Aims
In this study we investigated the clinical usefulness of plasma Pentraxin3 (PTX3) levels to predict NASH. Plasma PTX3 was measured in 70 patients with histologically verified NAFLD (28 with non-NASH and 42 with NASH) and 10 healthy control subjects.
Results
The plasma PTX3 level was significantly higher in the NASH cases than in the non-NASH cases (p = 0.0021) and control subjects (p = 0.045). And the plasma PTX3 level was significantly higher in the stages 3–4 NAFLD cases than in the stages 0–2 NAFLD cases (p < 0.0001). The PTX3 values were closely correlated with the stages of liver fibrosis (p < 0.0001, Kruskal-Wallis test). To detect NASH compared with non-NASH, the area under the curve for plasma PTX3 were 0.755, and to detect stages 3–4 NAFLD compared with stages 0–2 NAFLD, the area under the curve for plasma PTX3 were 0.850.

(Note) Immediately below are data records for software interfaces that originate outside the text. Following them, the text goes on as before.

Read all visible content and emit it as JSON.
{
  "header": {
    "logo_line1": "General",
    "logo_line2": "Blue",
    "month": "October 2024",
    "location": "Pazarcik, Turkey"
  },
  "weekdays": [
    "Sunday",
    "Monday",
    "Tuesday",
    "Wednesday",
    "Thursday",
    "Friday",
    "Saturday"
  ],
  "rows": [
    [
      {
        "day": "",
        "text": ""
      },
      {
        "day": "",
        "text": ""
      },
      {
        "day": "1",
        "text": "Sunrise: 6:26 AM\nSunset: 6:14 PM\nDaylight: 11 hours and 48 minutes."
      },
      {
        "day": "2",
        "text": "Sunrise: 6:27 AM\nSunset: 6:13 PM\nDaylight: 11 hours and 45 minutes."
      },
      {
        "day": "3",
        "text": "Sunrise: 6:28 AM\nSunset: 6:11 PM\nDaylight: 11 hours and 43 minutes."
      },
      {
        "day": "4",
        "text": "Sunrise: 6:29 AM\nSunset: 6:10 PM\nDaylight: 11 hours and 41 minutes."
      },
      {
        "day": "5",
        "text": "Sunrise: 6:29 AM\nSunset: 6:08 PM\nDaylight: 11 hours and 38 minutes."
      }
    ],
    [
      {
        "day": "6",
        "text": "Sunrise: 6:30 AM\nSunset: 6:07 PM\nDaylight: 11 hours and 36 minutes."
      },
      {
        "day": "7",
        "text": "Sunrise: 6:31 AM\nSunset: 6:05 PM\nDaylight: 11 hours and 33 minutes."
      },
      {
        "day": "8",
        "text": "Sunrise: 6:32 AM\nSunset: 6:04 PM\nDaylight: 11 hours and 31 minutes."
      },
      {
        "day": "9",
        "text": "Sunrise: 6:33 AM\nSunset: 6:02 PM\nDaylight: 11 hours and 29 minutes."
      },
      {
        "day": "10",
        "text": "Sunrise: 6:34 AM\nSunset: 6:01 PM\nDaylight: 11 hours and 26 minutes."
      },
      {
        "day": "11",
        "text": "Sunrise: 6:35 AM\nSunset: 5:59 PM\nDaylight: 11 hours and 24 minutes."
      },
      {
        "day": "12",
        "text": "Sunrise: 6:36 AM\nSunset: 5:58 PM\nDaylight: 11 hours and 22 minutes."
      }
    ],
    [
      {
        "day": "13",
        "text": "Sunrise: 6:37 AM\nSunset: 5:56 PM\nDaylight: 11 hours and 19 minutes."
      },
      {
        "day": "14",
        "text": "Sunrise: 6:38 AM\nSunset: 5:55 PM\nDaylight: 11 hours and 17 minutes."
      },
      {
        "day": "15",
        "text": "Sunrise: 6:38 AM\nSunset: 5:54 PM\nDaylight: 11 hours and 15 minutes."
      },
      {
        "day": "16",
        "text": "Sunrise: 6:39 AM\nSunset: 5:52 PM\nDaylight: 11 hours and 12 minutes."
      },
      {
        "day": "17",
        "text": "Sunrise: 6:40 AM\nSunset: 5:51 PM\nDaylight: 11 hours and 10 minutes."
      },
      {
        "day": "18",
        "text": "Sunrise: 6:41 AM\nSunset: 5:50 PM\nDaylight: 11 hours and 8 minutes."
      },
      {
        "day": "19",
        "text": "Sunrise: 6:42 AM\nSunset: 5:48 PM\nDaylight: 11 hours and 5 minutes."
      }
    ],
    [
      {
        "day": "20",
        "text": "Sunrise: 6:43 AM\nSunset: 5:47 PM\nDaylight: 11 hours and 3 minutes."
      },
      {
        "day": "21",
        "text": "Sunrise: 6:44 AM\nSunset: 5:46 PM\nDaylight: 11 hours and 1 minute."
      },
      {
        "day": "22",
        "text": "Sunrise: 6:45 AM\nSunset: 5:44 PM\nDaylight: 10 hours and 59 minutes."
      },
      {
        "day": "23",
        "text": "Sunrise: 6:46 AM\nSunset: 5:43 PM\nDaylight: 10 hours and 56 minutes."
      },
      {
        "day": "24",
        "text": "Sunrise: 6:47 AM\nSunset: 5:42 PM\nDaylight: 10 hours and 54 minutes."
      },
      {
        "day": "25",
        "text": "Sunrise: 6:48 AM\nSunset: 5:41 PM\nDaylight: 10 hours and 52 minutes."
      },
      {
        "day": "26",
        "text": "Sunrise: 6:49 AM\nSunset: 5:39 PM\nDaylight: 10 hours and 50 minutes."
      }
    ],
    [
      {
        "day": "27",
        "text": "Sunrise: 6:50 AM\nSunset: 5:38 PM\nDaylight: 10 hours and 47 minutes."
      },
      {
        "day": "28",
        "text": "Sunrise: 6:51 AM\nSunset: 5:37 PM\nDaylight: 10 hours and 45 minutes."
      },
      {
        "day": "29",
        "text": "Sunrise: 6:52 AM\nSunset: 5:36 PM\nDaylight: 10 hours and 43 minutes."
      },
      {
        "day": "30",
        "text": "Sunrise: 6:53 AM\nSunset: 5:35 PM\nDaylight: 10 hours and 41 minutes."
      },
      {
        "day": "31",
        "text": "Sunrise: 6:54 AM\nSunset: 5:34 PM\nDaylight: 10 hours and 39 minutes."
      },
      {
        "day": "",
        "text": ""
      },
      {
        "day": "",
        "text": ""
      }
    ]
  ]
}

Conclusion
This is the first study to demonstrate consistent and profound elevation of plasma PTX3 levels in NASH in comparison with non-NASH. The results suggest that plasma PTX3 levels may not only be laboratory values that differentiate NASH from non-NASH, but marker of the severity of hepatic fibrosis in NASH.
doi:10.1186/1471-230X-8-53
PMCID: PMC2621235  PMID: 19014569
7.  Association between PPARGC1A polymorphisms and the occurrence of nonalcoholic fatty liver disease (NAFLD) 
BMC Gastroenterology  2008;8:27.
Background
Genetic factors as well as environmental factors are important in the development of NAFLD and in this study we investigated associations between polymorphisms of peroxisome proliferators-activated receptor γ coactivator 1α polymorphism (PPARGC1A) and NAFLD.
Aims
We recruited 115 patients with biopsy-proven NAFLD, 65 with NASH and 50 with simple steatosis, and 441 healthy control subjects and investigated 15 SNPs of PPARGC1A.
Results
SNP rs2290602 had the lowest p value in the dominant mode (p = 0.00095), and the odds ratio for NAFLD (95% CI) was 2.73 (1.48 – 5.06). rs2290602 was significantly associated with NAFLD even when the most conservative Bonferroni's correction was applied (p = 0.0143). The frequency of the T allele of rs2290602 was significantly higher in the NASH patients than in the control subjects (p = 0.00093, allele frequency mode), and its frequency in the NASH patients tended to be higher than in the simple steatosis patients (p = 0.09). The results of the real-time RT-PCR study showed that intrahepatic mRNA expression of PPARGC1A was lower in the TT group than in the GG or GT group at SNP rs2290602 (p = 0.0454).
Conclusion
This is the first study to demonstrate a significant association between genetic variations in PPARGC1A and NAFLD. This finding suggested that PPARGC1A polymorphism and lower expression of PPARGC1A mRNA in the liver are an important genetic contribution to etiology of NAFLD.
doi:10.1186/1471-230X-8-27
PMCID: PMC2453128  PMID: 18588668

Results 1-7 (7)